She is an author of a diversity book titled: The BIG Journey: Bold Inclusion for Greatness. Hendricks currently serves on the National World War I Museum, YMCA, United Way’s board to name a few. She is a member of the National Women Business Collaborative, Greater Kansas City Executive Women’s Leadership Council, Alpha Kappa Alpha Sorority, Black Achievers and the Greater Kansas City (MO) Links, Inc.
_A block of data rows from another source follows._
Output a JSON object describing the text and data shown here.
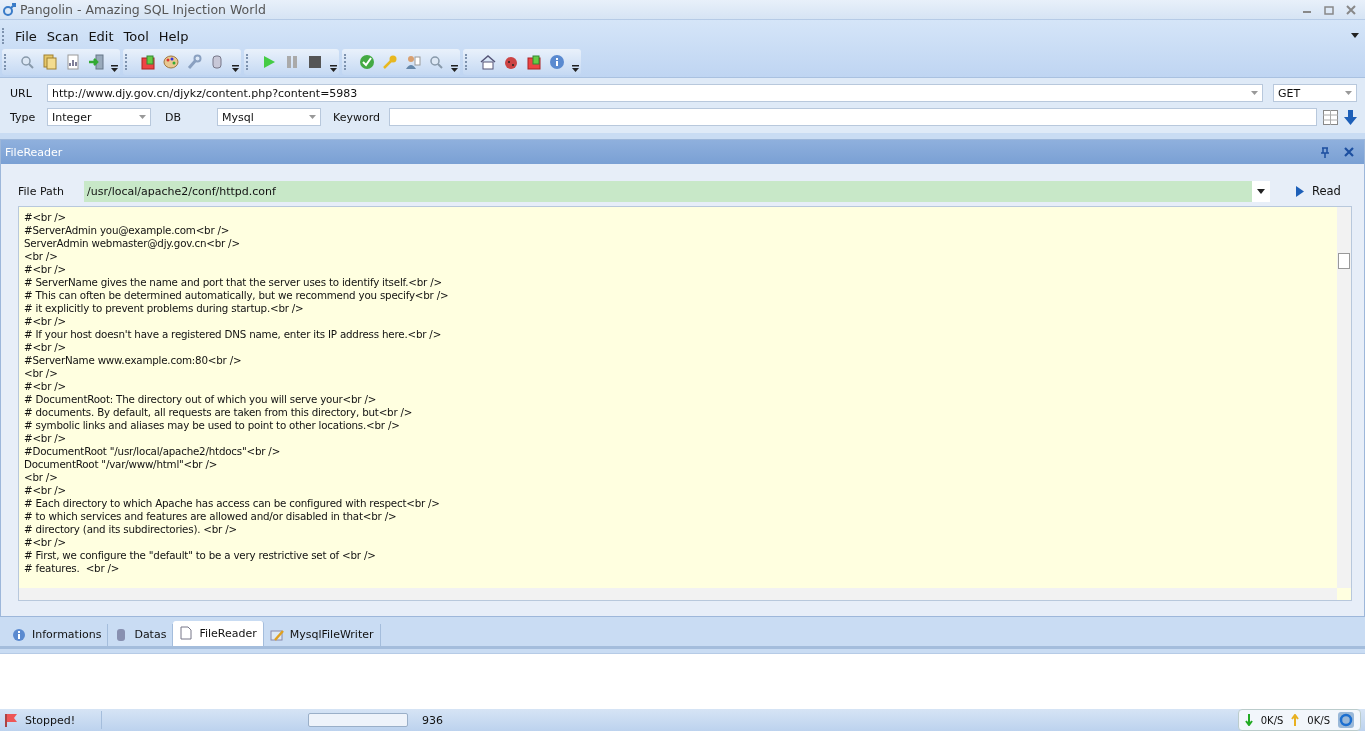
{
  "window": {
    "title": "Pangolin - Amazing SQL Injection World"
  },
  "menu": [
    "File",
    "Scan",
    "Edit",
    "Tool",
    "Help"
  ],
  "url": {
    "label": "URL",
    "value": "http://www.djy.gov.cn/djykz/content.php?content=5983",
    "method": "GET"
  },
  "options": {
    "type_label": "Type",
    "type": "Integer",
    "db_label": "DB",
    "db": "Mysql",
    "keyword_label": "Keyword"
  },
  "panel": {
    "title": "FileReader",
    "path_label": "File Path",
    "path": "/usr/local/apache2/conf/httpd.conf",
    "read_button": "Read",
    "lines": [
      "#<br />",
      "#ServerAdmin you@example.com<br />",
      "ServerAdmin webmaster@djy.gov.cn<br />",
      "<br />",
      "#<br />",
      "# ServerName gives the name and port that the server uses to identify itself.<br />",
      "# This can often be determined automatically, but we recommend you specify<br />",
      "# it explicitly to prevent problems during startup.<br />",
      "#<br />",
      "# If your host doesn't have a registered DNS name, enter its IP address here.<br />",
      "#<br />",
      "#ServerName www.example.com:80<br />",
      "<br />",
      "#<br />",
      "# DocumentRoot: The directory out of which you will serve your<br />",
      "# documents. By default, all requests are taken from this directory, but<br />",
      "# symbolic links and aliases may be used to point to other locations.<br />",
      "#<br />",
      "#DocumentRoot \"/usr/local/apache2/htdocs\"<br />",
      "DocumentRoot \"/var/www/html\"<br />",
      "<br />",
      "#<br />",
      "# Each directory to which Apache has access can be configured with respect<br />",
      "# to which services and features are allowed and/or disabled in that<br />",
      "# directory (and its subdirectories). <br />",
      "#<br />",
      "# First, we configure the \"default\" to be a very restrictive set of <br />",
      "# features.  <br />"
    ]
  },
  "tabs": [
    {
      "label": "Informations",
      "kind": "info",
      "selected": false
    },
    {
      "label": "Datas",
      "kind": "db",
      "selected": false
    },
    {
      "label": "FileReader",
      "kind": "file",
      "selected": true
    },
    {
      "label": "MysqlFileWriter",
      "kind": "write",
      "selected": false
    }
  ],
  "status_bar": {
    "status": "Stopped!",
    "progress": {
      "level": 0
    },
    "count": "936"
  },
  "net_meter": {
    "down": "0K/S",
    "up": "0K/S"
  }
}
Dr. Hendricks has received numerous noteworthy recognitions over the years. In 2021, Hendricks received the 10 Most Empowering Women in Business Award by Insights Magazine, Inducted into the Women Who Mean Business in Kansas City and the Top 50 National Multi Cultural Leaders recognition by Diversity Leadership, Inc. In 2020, she received the Greater Kansas City Chamber of Commerce ACE Diversity Award, 2019 Black Health Care Equity Award, Black Achiever’s Society Lifetime Achievement Award and the NAACP of Kansas City community leader award.
In 2012, the Women’s Foundation honored her for her commitment to women’s issues and in 2011 she received a Peak Performance award for her continued commitment to leadership excellence and stellar work in the area of corporate diversity and inclusion from the National Eagle Leadership Institute to name a few.
Andrea D. Hendricks, Ed.D., CDE
Senior Executive Director & Chief Diversity, Equity & Inclusion Officer
Global DEI, Community, Philanthropy